Nanolight and the OU Opto-electronics Group are working together to develop novel IV-VI tunable diode lasers for use in mid to long wavelength infrared (MWIR to LWIR) diode laser absorption spectroscopy (TDLAS) systems for remote sensing applications. While infrared spectroscopy is a proven tool for gas analysis TDLAS is a special technique giving optimum sensitivity, selectivity and measurement speed for most molecules of interest, such as volatile organic compounds (VOCs). Molecules such as ozone, nitrogen oxides, carbon monoxide, hydrocarbons, and other compounds within this spectral window can be detected selectively down to well below part per billion levels. The applications of gas sensing are vast, as everyone can potentially benefit from the technology whether it is due to increased security measures, pollution monitoring, or improved medical diagnostics.
For remote gas sensing applications, TE-cooled lasers operating at room temperature with single-mode tunable CW operation and narrow linewidths are desired but not currently available. Currently, the best suitable diode lasers for this application are IV-VI lead salt diode lasers because of their large and easy tuning, narrow linewidth, and reproducibility. Their performance calls for improvement, however, because of their currently low operating temperatures and low single-mode output powers.

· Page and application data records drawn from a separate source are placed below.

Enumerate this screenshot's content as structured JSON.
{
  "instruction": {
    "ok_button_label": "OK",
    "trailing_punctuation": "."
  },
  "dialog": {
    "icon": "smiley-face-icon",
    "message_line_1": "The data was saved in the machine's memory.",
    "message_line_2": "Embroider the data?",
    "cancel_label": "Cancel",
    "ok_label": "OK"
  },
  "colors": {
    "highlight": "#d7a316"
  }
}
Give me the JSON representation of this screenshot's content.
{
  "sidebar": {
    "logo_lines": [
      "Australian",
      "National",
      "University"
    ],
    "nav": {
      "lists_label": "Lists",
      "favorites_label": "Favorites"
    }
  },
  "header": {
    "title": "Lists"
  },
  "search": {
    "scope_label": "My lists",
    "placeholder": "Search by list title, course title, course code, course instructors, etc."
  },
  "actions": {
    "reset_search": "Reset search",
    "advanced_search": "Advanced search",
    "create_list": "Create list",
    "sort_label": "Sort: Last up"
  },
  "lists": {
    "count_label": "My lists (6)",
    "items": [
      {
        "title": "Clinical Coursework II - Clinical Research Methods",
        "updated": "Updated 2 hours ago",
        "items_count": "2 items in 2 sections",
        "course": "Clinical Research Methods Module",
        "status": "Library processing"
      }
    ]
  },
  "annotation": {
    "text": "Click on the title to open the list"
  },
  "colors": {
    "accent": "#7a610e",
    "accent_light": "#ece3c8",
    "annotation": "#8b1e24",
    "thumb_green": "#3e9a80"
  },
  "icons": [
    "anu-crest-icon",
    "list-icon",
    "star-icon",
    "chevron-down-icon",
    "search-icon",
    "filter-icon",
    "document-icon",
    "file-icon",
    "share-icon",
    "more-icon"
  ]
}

To take full advantage of IV-VI materials including easy tuning, edge-emitting lasers in the  orientation are being developed. Compared with the conventional  oriented materials, the  orientation provides higher material quality, high modal gain and partially lifts the "L-valley degeneracy". Lifting this degeneracy leads to the reduction of the threshold carrier concentration by up to a factor of four, thus leading to high-temperature and long-wavelength operation. Exploitation of this fact is perhaps the greatest advantage of IV-VI laser materials.